▶ _PROBLEM TO WORK ON_: Lines with "label": copy each one from the listing below.

▶ _INFORMATION PROVIDED_:
============================================================
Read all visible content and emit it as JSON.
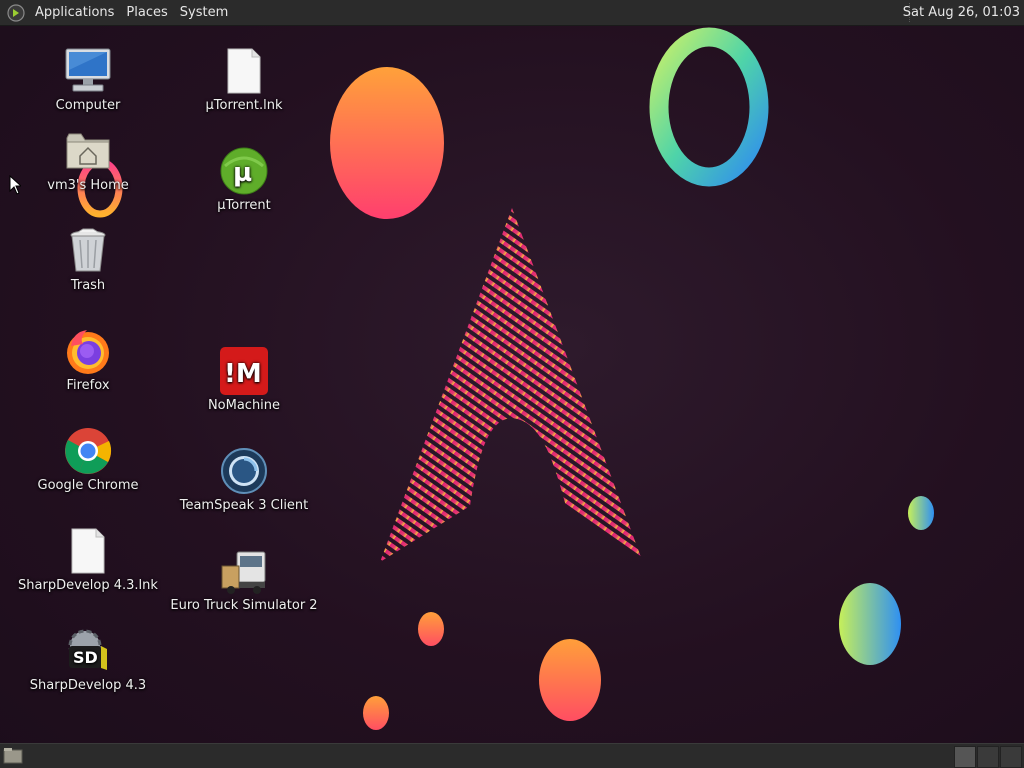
{
  "top_panel": {
    "menus": [
      "Applications",
      "Places",
      "System"
    ],
    "clock": "Sat Aug 26, 01:03"
  },
  "desktop_icons": [
    {
      "label": "Computer",
      "icon": "computer-icon"
    },
    {
      "label": "vm3's Home",
      "icon": "home-folder-icon"
    },
    {
      "label": "Trash",
      "icon": "trash-icon"
    },
    {
      "label": "Firefox",
      "icon": "firefox-icon"
    },
    {
      "label": "Google Chrome",
      "icon": "chrome-icon"
    },
    {
      "label": "SharpDevelop 4.3.lnk",
      "icon": "file-icon"
    },
    {
      "label": "SharpDevelop 4.3",
      "icon": "sharpdevelop-icon"
    },
    {
      "label": "μTorrent.lnk",
      "icon": "file-icon"
    },
    {
      "label": "μTorrent",
      "icon": "utorrent-icon"
    },
    {
      "label": "NoMachine",
      "icon": "nomachine-icon"
    },
    {
      "label": "TeamSpeak 3 Client",
      "icon": "teamspeak-icon"
    },
    {
      "label": "Euro Truck Simulator 2",
      "icon": "truck-icon"
    }
  ],
  "theme": {
    "panel_bg": "#2b2b2b",
    "desktop_bg": "#241322",
    "accent_pink": "#e8237a",
    "accent_orange": "#ff9a3c"
  }
}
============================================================
▶ _RESPONSE FOR THIS EXERCISE_:
      "label": "Computer",
      "label": "vm3's Home",
      "label": "Trash",
      "label": "Firefox",
      "label": "Google Chrome",
      "label": "SharpDevelop 4.3.lnk",
      "label": "SharpDevelop 4.3",
      "label": "μTorrent.lnk",
      "label": "μTorrent",
      "label": "NoMachine",
      "label": "TeamSpeak 3 Client",
      "label": "Euro Truck Simulator 2",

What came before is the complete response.